Child Abduction and the Hague Convention
Child Abduction - Within Australia
- If a child has been wrongfully removed within Australia, it is possible to make an Application to the Family Court for a Recovery Order, which may authorise officers of the Family Court of Australia, officers of the Australian Federal Police, and officers of the States' and Territories' Police Forces to stop and/or search vehicles, vessels, aircraft, premises or places in which there is reasonable cause to believe the child may be found, and to take possession of the child and return the child to the party who has made the Application for the Recovery Order.
- It may also be possible to obtain a Commonwealth Information Order, directing delegates of particular Commonwealth Departments to provide to the Family Court information relating to the whereabouts of the child.
Removal of a Child from Australia
- If there is a concern that there may be a risk of a child being wrongfully removed from Australia and there is an existing Family Court Order in respect of residence and contact of the child, it is possible to have a PACE Alert put in place through the Federal Police.
- A PACE Alert enables the Australian Federal Police to prevent the departure of a child from Australia, with the child's details being held on an Airport Watch List at all international departure points within Australia.
- If there is no current Family Court Order in relation to the child, it may be necessary to file an Application and thereafter provide the Australian Federal Police with a copy of an Order which authorises a PACE Alert to be placed on the child's name, which can be sought urgently from the Court.
- If a child has been wrongfully removed from Australia , the procedure for obtaining the return of the child may depend upon which country the child has been taken to.
- Australia is a party to an International Treaty on child abduction, known as the Hague Convention on the Civil Aspects of International Child Abduction.
- If the child has been taken to a country that is a signatory to the Convention, an Application may be made for the child's return under the terms of the Convention.
- This usually occurs through the exercise of the power of the State Central Authority, which in Queensland is the Commonwealth Attorney General.
- However, if a child has been taken to a country which is not a party to the Hague Convention, it may still be possible to have the child returned to Australia . In most cases, a lawyer in the overseas country will have to be employed, in order to issue legal proceedings in that country for the recovery of the child.
- It may be possible to prevent the issue of an Australian Passport for a child.
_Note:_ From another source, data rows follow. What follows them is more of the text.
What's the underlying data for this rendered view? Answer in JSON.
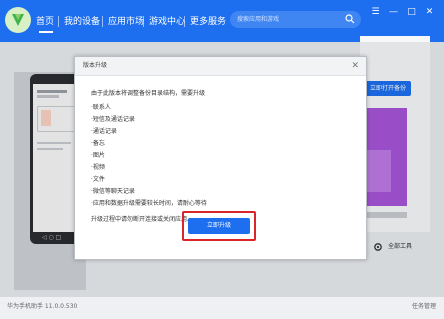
{
  "app": {
    "nav": [
      {
        "label": "首页"
      },
      {
        "label": "我的设备"
      },
      {
        "label": "应用市场"
      },
      {
        "label": "游戏中心"
      },
      {
        "label": "更多服务"
      }
    ],
    "search": {
      "placeholder": "搜索应用和游戏"
    },
    "window_buttons": [
      "☰",
      "—",
      "□",
      "✕"
    ]
  },
  "right_panel": {
    "button_label": "立即打开备份"
  },
  "bottom_tool": {
    "label": "全部工具"
  },
  "status": {
    "left": "华为手机助手 11.0.0.530",
    "right": "任务管理"
  },
  "dialog": {
    "title": "版本升级",
    "lines": [
      "由于此版本将调整备份目录结构，需要升级",
      "·联系人",
      "·短信及通话记录",
      "·通话记录",
      "·备忘",
      "·图片",
      "·视频",
      "·文件",
      "·微信等聊天记录",
      "·应用和数据升级需要较长时间，请耐心等待",
      "升级过程中请勿断开连接或关闭应用。"
    ],
    "restore_label": "立即升级"
  },
  "colors": {
    "brand": "#1d6ff0",
    "highlight": "#d9262a",
    "accent": "#a655d8"
  }
}
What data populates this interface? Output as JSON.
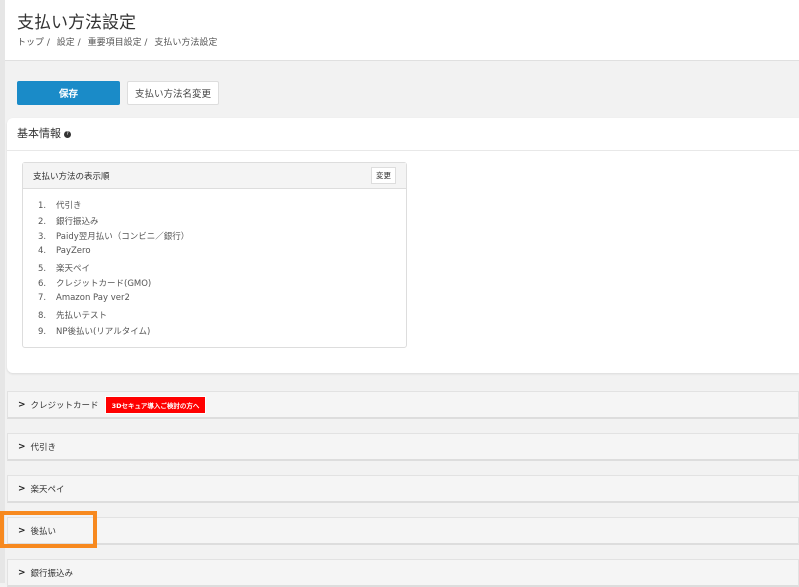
{
  "header": {
    "title": "支払い方法設定",
    "breadcrumb": [
      "トップ /",
      "設定 /",
      "重要項目設定 /",
      "支払い方法設定"
    ]
  },
  "toolbar": {
    "save_label": "保存",
    "rename_label": "支払い方法名変更"
  },
  "basic": {
    "title": "基本情報",
    "help": "?",
    "order_box": {
      "title": "支払い方法の表示順",
      "change_label": "変更",
      "items": [
        {
          "n": "1.",
          "label": "代引き"
        },
        {
          "n": "2.",
          "label": "銀行振込み"
        },
        {
          "n": "3.",
          "label": "Paidy翌月払い（コンビニ／銀行）"
        },
        {
          "n": "4.",
          "label": "PayZero"
        },
        {
          "n": "5.",
          "label": "楽天ペイ"
        },
        {
          "n": "6.",
          "label": "クレジットカード(GMO)"
        },
        {
          "n": "7.",
          "label": "Amazon Pay ver2"
        },
        {
          "n": "8.",
          "label": "先払いテスト"
        },
        {
          "n": "9.",
          "label": "NP後払い(リアルタイム)"
        }
      ]
    }
  },
  "sections": [
    {
      "label": "クレジットカード",
      "badge": "3Dセキュア導入ご検討の方へ"
    },
    {
      "label": "代引き"
    },
    {
      "label": "楽天ペイ"
    },
    {
      "label": "後払い"
    },
    {
      "label": "銀行振込み"
    }
  ],
  "colors": {
    "primary": "#1a8bc8",
    "badge": "#ff0000",
    "highlight": "#f7891f"
  }
}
Enquiries should be made to the Australian Passports Office.
- It may also be possible to prevent the issue of a foreign Passport for a child, by contacting the relevant Embassy in Australia.
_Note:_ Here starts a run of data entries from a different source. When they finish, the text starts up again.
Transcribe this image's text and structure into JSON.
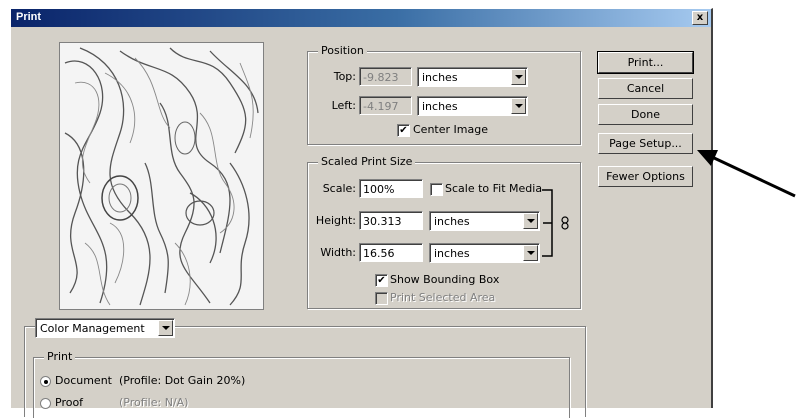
{
  "window": {
    "title": "Print",
    "close_glyph": "x"
  },
  "position": {
    "legend": "Position",
    "top_label": "Top:",
    "top_value": "-9.823",
    "top_unit": "inches",
    "left_label": "Left:",
    "left_value": "-4.197",
    "left_unit": "inches",
    "center_image_label": "Center Image",
    "center_image_checked": true
  },
  "scaled": {
    "legend": "Scaled Print Size",
    "scale_label": "Scale:",
    "scale_value": "100%",
    "fit_label": "Scale to Fit Media",
    "height_label": "Height:",
    "height_value": "30.313",
    "height_unit": "inches",
    "width_label": "Width:",
    "width_value": "16.56",
    "width_unit": "inches",
    "bounding_label": "Show Bounding Box",
    "selected_label": "Print Selected Area"
  },
  "buttons": {
    "print": "Print...",
    "cancel": "Cancel",
    "done": "Done",
    "page_setup": "Page Setup...",
    "fewer": "Fewer Options"
  },
  "color": {
    "dropdown": "Color Management",
    "print_legend": "Print",
    "document_label": "Document",
    "document_profile": "(Profile: Dot Gain 20%)",
    "proof_label": "Proof",
    "proof_profile": "(Profile: N/A)",
    "selected": "Document"
  },
  "icons": {
    "link": "chain-link-icon",
    "arrow": "annotation-arrow"
  }
}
- If you are concerned about your children being removed within Australia or overseas by the other parent, then you should contact us urgently.
- If you wish to remove your children interstate or overseas then do not do so without first obtaining legal advice about the ramifications of such intended move.
Our website does not give legal advice.
The information on this website, together with the information sheets, is produced by Hartley Healy Lawyers. It provides general information only on relevant topics of interest in relation to Family Law current at the time it is produced. No reliance should be placed on such general information as contained on this site and in the information sheets and legal advice should be sought about the particular circumstances of your particular case.